This will be handed you by a person who will insure the welcome did it come from one who has much...
I thank you sir for your favour of the 13 th Decmber. I take up my pen to acknowledge it, & to...
The account of your sons arrival you will have from Himself.— the pleasure his Friends receive...
While in the silent watches of the Last night I was Contemplating the Vicissitudes of Life, the...
The most of my leasure hours since I have resided on the Hill at Milton have been devoted to my...
While in the silent watches of the Last night I was Contemplating the Viccissitudes of Life, the...
You Sir, have been so long absent from your native Country that you can scarecely realize its...
Uncertain whither Mrs. Adams has yet returned from her excursion to N-York I enclose to you:...
You are too well acquainted with the history of the world & the distress of mankind to Expect to...
Presuming on the confidential and unremitting friendship that has long subsided between...
though the vice president of the United States &, his lady may have forgotten Mrs Warren. yet her...
An unsealed letter from you came to my hand this day. for the letter I thank you as it contained...
The painful tidings I have this afternoon transiently heard relative to the health of my long...
After a long suspension of a friendly literary intercourse, it was very unexpected to me this...
Before I had an opportunity to forward my reply to yours of July 11th: I received another letter...

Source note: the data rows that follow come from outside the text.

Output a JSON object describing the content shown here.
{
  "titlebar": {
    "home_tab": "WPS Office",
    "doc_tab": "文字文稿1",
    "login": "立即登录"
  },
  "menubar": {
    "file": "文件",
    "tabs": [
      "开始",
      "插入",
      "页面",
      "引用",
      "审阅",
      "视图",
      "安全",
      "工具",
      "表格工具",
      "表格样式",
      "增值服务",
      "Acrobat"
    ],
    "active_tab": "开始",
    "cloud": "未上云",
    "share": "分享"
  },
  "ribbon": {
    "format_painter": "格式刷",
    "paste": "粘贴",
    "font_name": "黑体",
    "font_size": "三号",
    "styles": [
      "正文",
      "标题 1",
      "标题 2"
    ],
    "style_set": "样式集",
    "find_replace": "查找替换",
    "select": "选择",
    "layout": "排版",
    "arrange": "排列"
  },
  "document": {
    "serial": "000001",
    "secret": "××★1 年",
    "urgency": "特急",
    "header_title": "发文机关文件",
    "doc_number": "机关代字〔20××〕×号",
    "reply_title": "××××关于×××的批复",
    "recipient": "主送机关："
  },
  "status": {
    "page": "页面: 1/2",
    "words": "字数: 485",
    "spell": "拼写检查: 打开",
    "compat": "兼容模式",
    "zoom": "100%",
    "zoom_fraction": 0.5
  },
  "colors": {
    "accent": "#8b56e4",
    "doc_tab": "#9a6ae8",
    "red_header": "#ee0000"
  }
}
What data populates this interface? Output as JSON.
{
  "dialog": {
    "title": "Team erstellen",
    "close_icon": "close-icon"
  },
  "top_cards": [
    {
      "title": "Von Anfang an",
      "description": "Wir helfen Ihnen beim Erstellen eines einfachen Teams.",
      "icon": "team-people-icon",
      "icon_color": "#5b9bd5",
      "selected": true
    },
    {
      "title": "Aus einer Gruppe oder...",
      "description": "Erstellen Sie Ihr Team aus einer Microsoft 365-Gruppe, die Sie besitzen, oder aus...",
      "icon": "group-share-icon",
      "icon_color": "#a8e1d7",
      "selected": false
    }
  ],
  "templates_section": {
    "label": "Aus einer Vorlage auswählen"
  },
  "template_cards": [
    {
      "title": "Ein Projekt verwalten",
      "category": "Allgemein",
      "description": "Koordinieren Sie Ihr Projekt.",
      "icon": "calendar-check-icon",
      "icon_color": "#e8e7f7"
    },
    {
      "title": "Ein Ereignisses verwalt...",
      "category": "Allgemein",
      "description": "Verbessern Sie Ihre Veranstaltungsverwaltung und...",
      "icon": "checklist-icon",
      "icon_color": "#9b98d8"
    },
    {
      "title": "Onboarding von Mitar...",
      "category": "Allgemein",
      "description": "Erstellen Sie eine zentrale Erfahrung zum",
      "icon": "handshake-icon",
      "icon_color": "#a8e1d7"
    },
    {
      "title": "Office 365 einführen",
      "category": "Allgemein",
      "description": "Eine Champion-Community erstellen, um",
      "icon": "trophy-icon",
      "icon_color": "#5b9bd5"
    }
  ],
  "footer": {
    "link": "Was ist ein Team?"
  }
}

Your fourth Letter like the preceding ones, discovers a fixed determination to mis-construe every...
I know not how to satisfy the demands you make upon my time and patience without entering into...
You begin your Letter, Sir, of August 8th. with complaints of “new demonstrations of Mrs....
At a time of life when retirement is sought for, and the release from all political attentions...
I was much gratified by seeing your signature affixed to a Letter address’d to Mrs. Warren.—I am...
Your Letter of the 24th. Ulto: ought to be early acknowledged by one, who, through a long life...
The sudden death of a very amiable Grand–Son, has involved myself and family in such deep...
I doubt not Sir, You will be pleased when I tell You that the Evening of my life is smoothed by...
It is very many days since I address’d a line to any of my Quincy friends, and as I think I have...
Yours my dear Sir, of the 15th Ulto: is in the same stile of partial friendship which I witnessed...